- **Entries from a dataset of interfaces**
★ ★ ★ ★ ★
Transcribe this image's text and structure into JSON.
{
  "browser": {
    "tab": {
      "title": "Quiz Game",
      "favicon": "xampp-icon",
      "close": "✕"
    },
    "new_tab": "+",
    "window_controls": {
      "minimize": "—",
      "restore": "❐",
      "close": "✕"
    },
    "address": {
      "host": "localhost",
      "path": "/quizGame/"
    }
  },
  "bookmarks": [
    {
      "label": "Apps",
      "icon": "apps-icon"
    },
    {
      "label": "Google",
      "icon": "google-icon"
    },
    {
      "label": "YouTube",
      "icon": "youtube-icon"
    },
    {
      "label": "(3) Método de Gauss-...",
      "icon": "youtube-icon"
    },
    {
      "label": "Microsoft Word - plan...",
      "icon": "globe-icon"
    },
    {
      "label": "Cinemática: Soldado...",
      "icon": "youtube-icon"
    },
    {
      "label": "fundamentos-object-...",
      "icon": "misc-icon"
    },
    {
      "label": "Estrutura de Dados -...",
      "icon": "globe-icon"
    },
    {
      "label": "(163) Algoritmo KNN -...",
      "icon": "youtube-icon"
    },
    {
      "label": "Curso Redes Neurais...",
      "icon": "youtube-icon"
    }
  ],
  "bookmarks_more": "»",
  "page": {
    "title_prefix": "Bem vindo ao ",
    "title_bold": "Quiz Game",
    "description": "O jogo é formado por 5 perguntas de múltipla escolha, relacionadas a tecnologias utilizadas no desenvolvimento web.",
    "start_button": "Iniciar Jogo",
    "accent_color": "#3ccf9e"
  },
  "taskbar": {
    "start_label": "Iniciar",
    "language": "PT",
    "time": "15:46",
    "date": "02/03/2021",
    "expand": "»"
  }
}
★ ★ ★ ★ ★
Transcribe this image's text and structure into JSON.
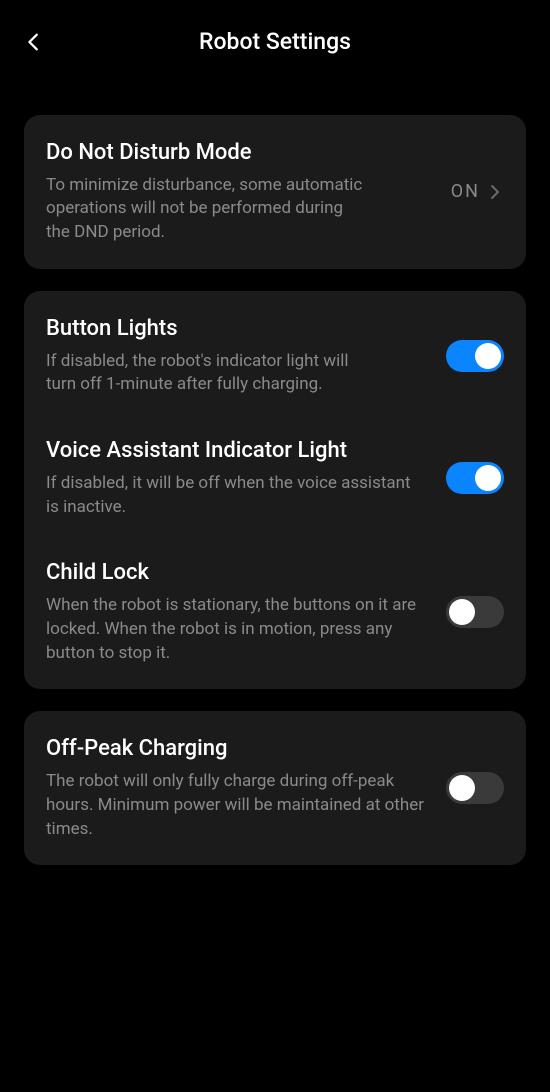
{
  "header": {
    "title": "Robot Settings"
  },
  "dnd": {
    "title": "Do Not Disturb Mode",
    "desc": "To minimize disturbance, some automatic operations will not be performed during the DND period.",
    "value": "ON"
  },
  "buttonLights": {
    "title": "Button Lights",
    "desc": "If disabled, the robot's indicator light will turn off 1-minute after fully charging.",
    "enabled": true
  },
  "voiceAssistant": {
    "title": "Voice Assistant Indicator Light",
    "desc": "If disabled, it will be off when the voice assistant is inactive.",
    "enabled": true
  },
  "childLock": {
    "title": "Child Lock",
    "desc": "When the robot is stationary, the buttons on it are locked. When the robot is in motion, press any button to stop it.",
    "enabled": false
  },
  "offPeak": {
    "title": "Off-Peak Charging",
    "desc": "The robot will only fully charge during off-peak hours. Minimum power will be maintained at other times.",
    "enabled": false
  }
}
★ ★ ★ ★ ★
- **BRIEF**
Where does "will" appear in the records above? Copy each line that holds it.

- **ANSWER AREA**
    "desc": "To minimize disturbance, some automatic operations will not be performed during the DND period.",
    "desc": "If disabled, the robot's indicator light will turn off 1-minute after fully charging.",
    "desc": "If disabled, it will be off when the voice assistant is inactive.",
    "desc": "The robot will only fully charge during off-peak hours. Minimum power will be maintained at other times.",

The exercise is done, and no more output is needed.